Total Return (1 Year)

Price (1 Year)

Difference even more marked over 5 years. I havent gone so far as to calculate the figures myself in detail to validate the chart, but I think it is likely correct - it looks about right anyway. FTSE is up ~9.5% YTD and yield on VUKE about ~4.8% add those to the starting figures of both charts and they seem about right to me ?.




Hi Pref,

Lloyds has been in the wilderness for nearly 5 years now , so nothing new here :wink:


Note to Editor

Regardless is still holding £21,000 cash looking to re-vest before March 2020

50p in December ?


60p in December ?

IMHO Lloyds going to be a nice Pension payer starting in 2020 in Juicy DIVIDENDS


I don’t use HL really for doing research but I just had a quick look seeing as you mentioned HL and I don’t see the option you mention. I can add comparisons and switch between price and % but I don’t see anything about Total Returns or Price? Maybe I’m in the wrong menu item?
Below is type of thing I see.


Hi Again @J_Westlock, Yes it is confusing, I can see that you have selected an equity investment and gone into the charts for that. You MUST select Funds pick a Fund (any old Fund) and add the equities that you want to compare as comparisons to that, then simply remove the Fund.

I have fallen into the habit of using this one:-,-prices--and--factsheets/search-results/k/kames-absolute-return-bond-class-b-accumulation/charts

Go there and add the equities that you want to compare to that using the “Add To Chart” controls. Then select the Fund and remove it from the chart.
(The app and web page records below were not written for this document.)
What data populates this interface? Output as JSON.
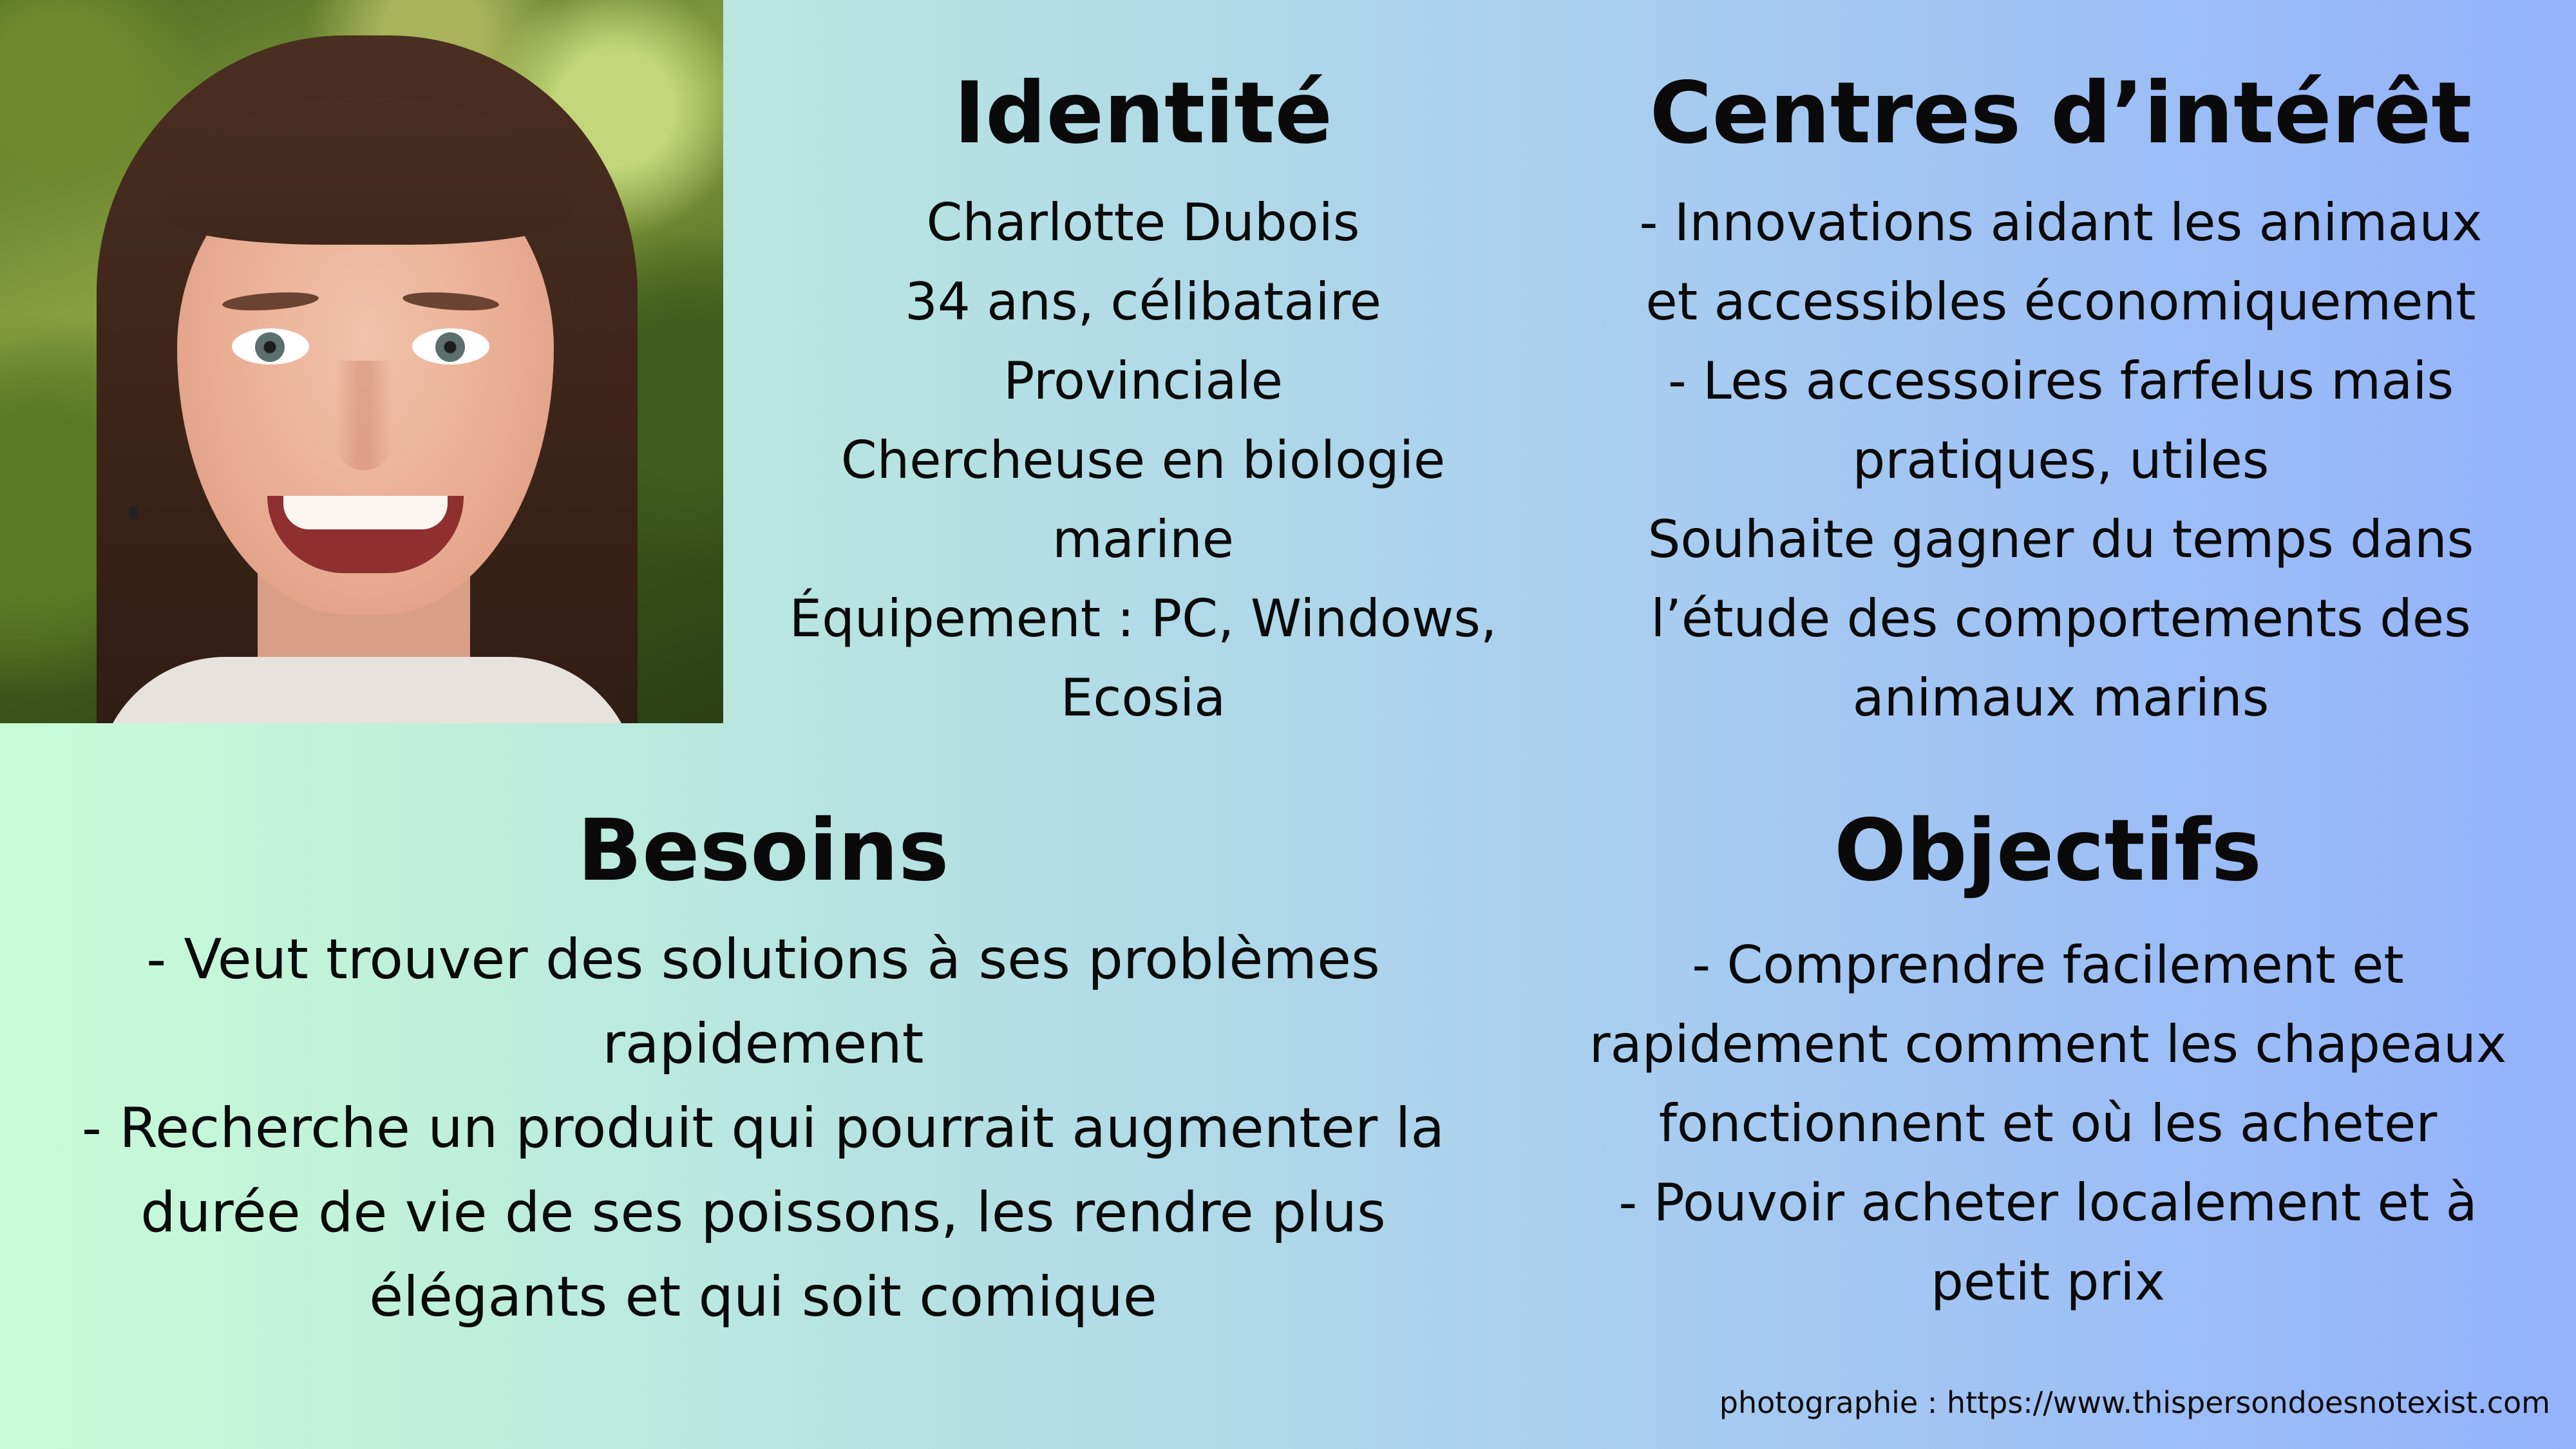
{
  "photo": {
    "subject": "portrait-photo"
  },
  "identite": {
    "title": "Identité",
    "lines": [
      "Charlotte Dubois",
      "34 ans, célibataire",
      "Provinciale",
      "Chercheuse en biologie",
      "marine",
      "Équipement : PC, Windows,",
      "Ecosia"
    ]
  },
  "interets": {
    "title": "Centres d’intérêt",
    "lines": [
      "- Innovations aidant les animaux",
      "et accessibles économiquement",
      "- Les accessoires farfelus mais",
      "pratiques, utiles",
      "Souhaite gagner du temps dans",
      "l’étude des comportements des",
      "animaux marins"
    ]
  },
  "besoins": {
    "title": "Besoins",
    "lines": [
      "- Veut trouver des solutions à ses problèmes",
      "rapidement",
      "- Recherche un produit qui pourrait augmenter la",
      "durée de vie de ses poissons, les rendre plus",
      "élégants et qui soit comique"
    ]
  },
  "objectifs": {
    "title": "Objectifs",
    "lines": [
      "- Comprendre facilement et",
      "rapidement comment les chapeaux",
      "fonctionnent et où les acheter",
      "- Pouvoir acheter localement et à",
      "petit prix"
    ]
  },
  "credit": {
    "text": "photographie : https://www.thispersondoesnotexist.com"
  }
}
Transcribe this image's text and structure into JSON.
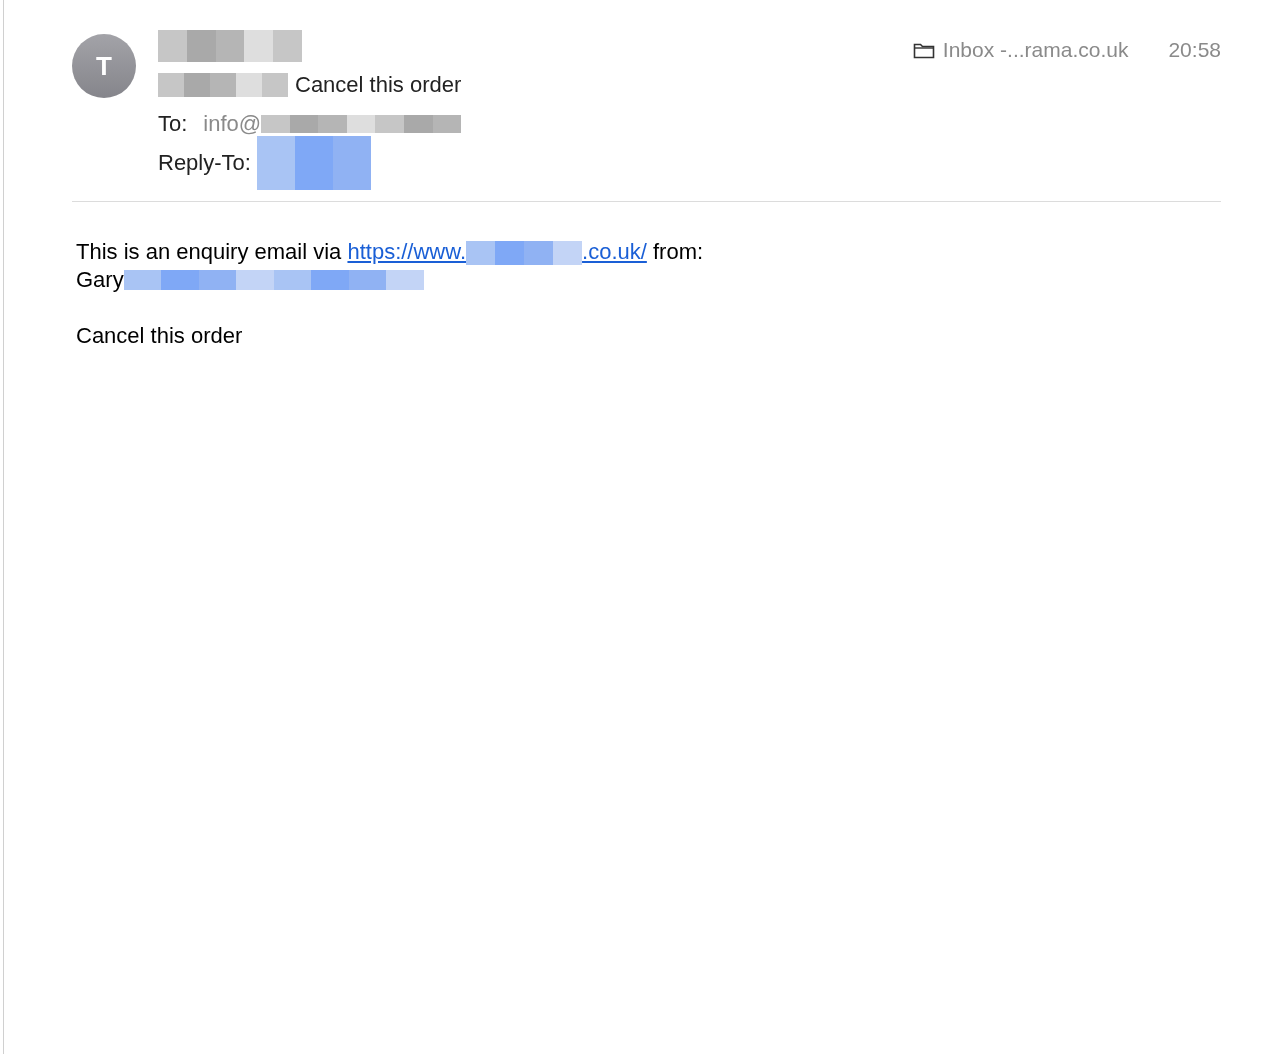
{
  "message": {
    "avatar_initial": "T",
    "subject": "Cancel this order",
    "to_label": "To:",
    "to_value": "info@",
    "reply_to_label": "Reply-To:",
    "folder": "Inbox -...rama.co.uk",
    "time": "20:58"
  },
  "body": {
    "intro_before": "This is an enquiry email via ",
    "link_start": "https://www.",
    "link_end": ".co.uk/",
    "intro_after": " from:",
    "sender_name": "Gary",
    "text": "Cancel this order"
  }
}
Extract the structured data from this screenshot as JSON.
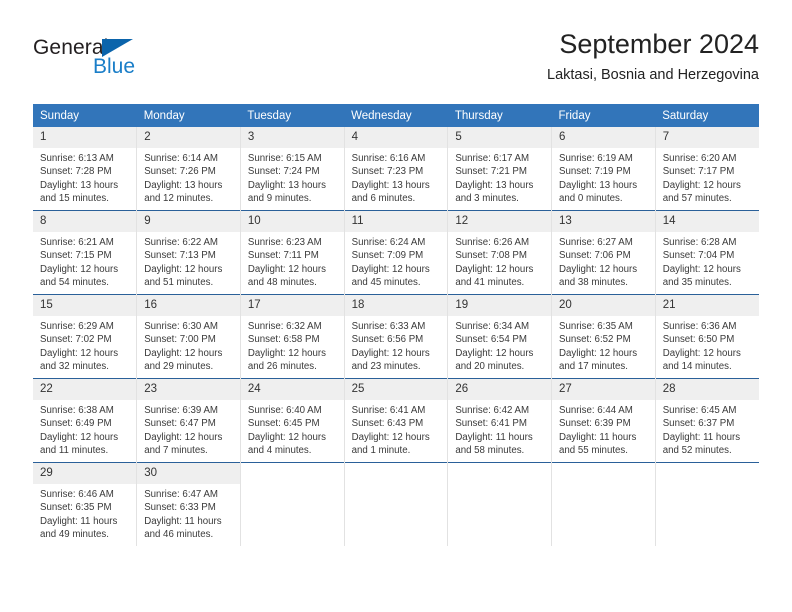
{
  "brand": {
    "name_part1": "General",
    "name_part2": "Blue",
    "triangle_color": "#0b64ab",
    "blue_color": "#1a7ec8"
  },
  "header": {
    "title": "September 2024",
    "subtitle": "Laktasi, Bosnia and Herzegovina"
  },
  "theme": {
    "header_bg": "#3275ba",
    "daynum_bg": "#efefef",
    "row_divider": "#2a6099"
  },
  "weekdays": [
    "Sunday",
    "Monday",
    "Tuesday",
    "Wednesday",
    "Thursday",
    "Friday",
    "Saturday"
  ],
  "weeks": [
    [
      {
        "day": "1",
        "sunrise": "Sunrise: 6:13 AM",
        "sunset": "Sunset: 7:28 PM",
        "daylight": "Daylight: 13 hours and 15 minutes."
      },
      {
        "day": "2",
        "sunrise": "Sunrise: 6:14 AM",
        "sunset": "Sunset: 7:26 PM",
        "daylight": "Daylight: 13 hours and 12 minutes."
      },
      {
        "day": "3",
        "sunrise": "Sunrise: 6:15 AM",
        "sunset": "Sunset: 7:24 PM",
        "daylight": "Daylight: 13 hours and 9 minutes."
      },
      {
        "day": "4",
        "sunrise": "Sunrise: 6:16 AM",
        "sunset": "Sunset: 7:23 PM",
        "daylight": "Daylight: 13 hours and 6 minutes."
      },
      {
        "day": "5",
        "sunrise": "Sunrise: 6:17 AM",
        "sunset": "Sunset: 7:21 PM",
        "daylight": "Daylight: 13 hours and 3 minutes."
      },
      {
        "day": "6",
        "sunrise": "Sunrise: 6:19 AM",
        "sunset": "Sunset: 7:19 PM",
        "daylight": "Daylight: 13 hours and 0 minutes."
      },
      {
        "day": "7",
        "sunrise": "Sunrise: 6:20 AM",
        "sunset": "Sunset: 7:17 PM",
        "daylight": "Daylight: 12 hours and 57 minutes."
      }
    ],
    [
      {
        "day": "8",
        "sunrise": "Sunrise: 6:21 AM",
        "sunset": "Sunset: 7:15 PM",
        "daylight": "Daylight: 12 hours and 54 minutes."
      },
      {
        "day": "9",
        "sunrise": "Sunrise: 6:22 AM",
        "sunset": "Sunset: 7:13 PM",
        "daylight": "Daylight: 12 hours and 51 minutes."
      },
      {
        "day": "10",
        "sunrise": "Sunrise: 6:23 AM",
        "sunset": "Sunset: 7:11 PM",
        "daylight": "Daylight: 12 hours and 48 minutes."
      },
      {
        "day": "11",
        "sunrise": "Sunrise: 6:24 AM",
        "sunset": "Sunset: 7:09 PM",
        "daylight": "Daylight: 12 hours and 45 minutes."
      },
      {
        "day": "12",
        "sunrise": "Sunrise: 6:26 AM",
        "sunset": "Sunset: 7:08 PM",
        "daylight": "Daylight: 12 hours and 41 minutes."
      },
      {
        "day": "13",
        "sunrise": "Sunrise: 6:27 AM",
        "sunset": "Sunset: 7:06 PM",
        "daylight": "Daylight: 12 hours and 38 minutes."
      },
      {
        "day": "14",
        "sunrise": "Sunrise: 6:28 AM",
        "sunset": "Sunset: 7:04 PM",
        "daylight": "Daylight: 12 hours and 35 minutes."
      }
    ],
    [
      {
        "day": "15",
        "sunrise": "Sunrise: 6:29 AM",
        "sunset": "Sunset: 7:02 PM",
        "daylight": "Daylight: 12 hours and 32 minutes."
      },
      {
        "day": "16",
        "sunrise": "Sunrise: 6:30 AM",
        "sunset": "Sunset: 7:00 PM",
        "daylight": "Daylight: 12 hours and 29 minutes."
      },
      {
        "day": "17",
        "sunrise": "Sunrise: 6:32 AM",
        "sunset": "Sunset: 6:58 PM",
        "daylight": "Daylight: 12 hours and 26 minutes."
      },
      {
        "day": "18",
        "sunrise": "Sunrise: 6:33 AM",
        "sunset": "Sunset: 6:56 PM",
        "daylight": "Daylight: 12 hours and 23 minutes."
      },
      {
        "day": "19",
        "sunrise": "Sunrise: 6:34 AM",
        "sunset": "Sunset: 6:54 PM",
        "daylight": "Daylight: 12 hours and 20 minutes."
      },
      {
        "day": "20",
        "sunrise": "Sunrise: 6:35 AM",
        "sunset": "Sunset: 6:52 PM",
        "daylight": "Daylight: 12 hours and 17 minutes."
      },
      {
        "day": "21",
        "sunrise": "Sunrise: 6:36 AM",
        "sunset": "Sunset: 6:50 PM",
        "daylight": "Daylight: 12 hours and 14 minutes."
      }
    ],
    [
      {
        "day": "22",
        "sunrise": "Sunrise: 6:38 AM",
        "sunset": "Sunset: 6:49 PM",
        "daylight": "Daylight: 12 hours and 11 minutes."
      },
      {
        "day": "23",
        "sunrise": "Sunrise: 6:39 AM",
        "sunset": "Sunset: 6:47 PM",
        "daylight": "Daylight: 12 hours and 7 minutes."
      },
      {
        "day": "24",
        "sunrise": "Sunrise: 6:40 AM",
        "sunset": "Sunset: 6:45 PM",
        "daylight": "Daylight: 12 hours and 4 minutes."
      },
      {
        "day": "25",
        "sunrise": "Sunrise: 6:41 AM",
        "sunset": "Sunset: 6:43 PM",
        "daylight": "Daylight: 12 hours and 1 minute."
      },
      {
        "day": "26",
        "sunrise": "Sunrise: 6:42 AM",
        "sunset": "Sunset: 6:41 PM",
        "daylight": "Daylight: 11 hours and 58 minutes."
      },
      {
        "day": "27",
        "sunrise": "Sunrise: 6:44 AM",
        "sunset": "Sunset: 6:39 PM",
        "daylight": "Daylight: 11 hours and 55 minutes."
      },
      {
        "day": "28",
        "sunrise": "Sunrise: 6:45 AM",
        "sunset": "Sunset: 6:37 PM",
        "daylight": "Daylight: 11 hours and 52 minutes."
      }
    ],
    [
      {
        "day": "29",
        "sunrise": "Sunrise: 6:46 AM",
        "sunset": "Sunset: 6:35 PM",
        "daylight": "Daylight: 11 hours and 49 minutes."
      },
      {
        "day": "30",
        "sunrise": "Sunrise: 6:47 AM",
        "sunset": "Sunset: 6:33 PM",
        "daylight": "Daylight: 11 hours and 46 minutes."
      },
      {
        "day": "",
        "sunrise": "",
        "sunset": "",
        "daylight": ""
      },
      {
        "day": "",
        "sunrise": "",
        "sunset": "",
        "daylight": ""
      },
      {
        "day": "",
        "sunrise": "",
        "sunset": "",
        "daylight": ""
      },
      {
        "day": "",
        "sunrise": "",
        "sunset": "",
        "daylight": ""
      },
      {
        "day": "",
        "sunrise": "",
        "sunset": "",
        "daylight": ""
      }
    ]
  ]
}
Selecting Price or Total Return in Chart Options gives you either a simple Price comparison or a Total Return comparison.

ONLY the Funds comparison feature includes the Total Return facility.

I hope thats clear now.




Ah yes, I see your point, thanks… am just checking out some other ETFs I have that are offering a high yield but seem to be a little underwhelming on the performance side since I last checked them out… will carry that on later on tonight.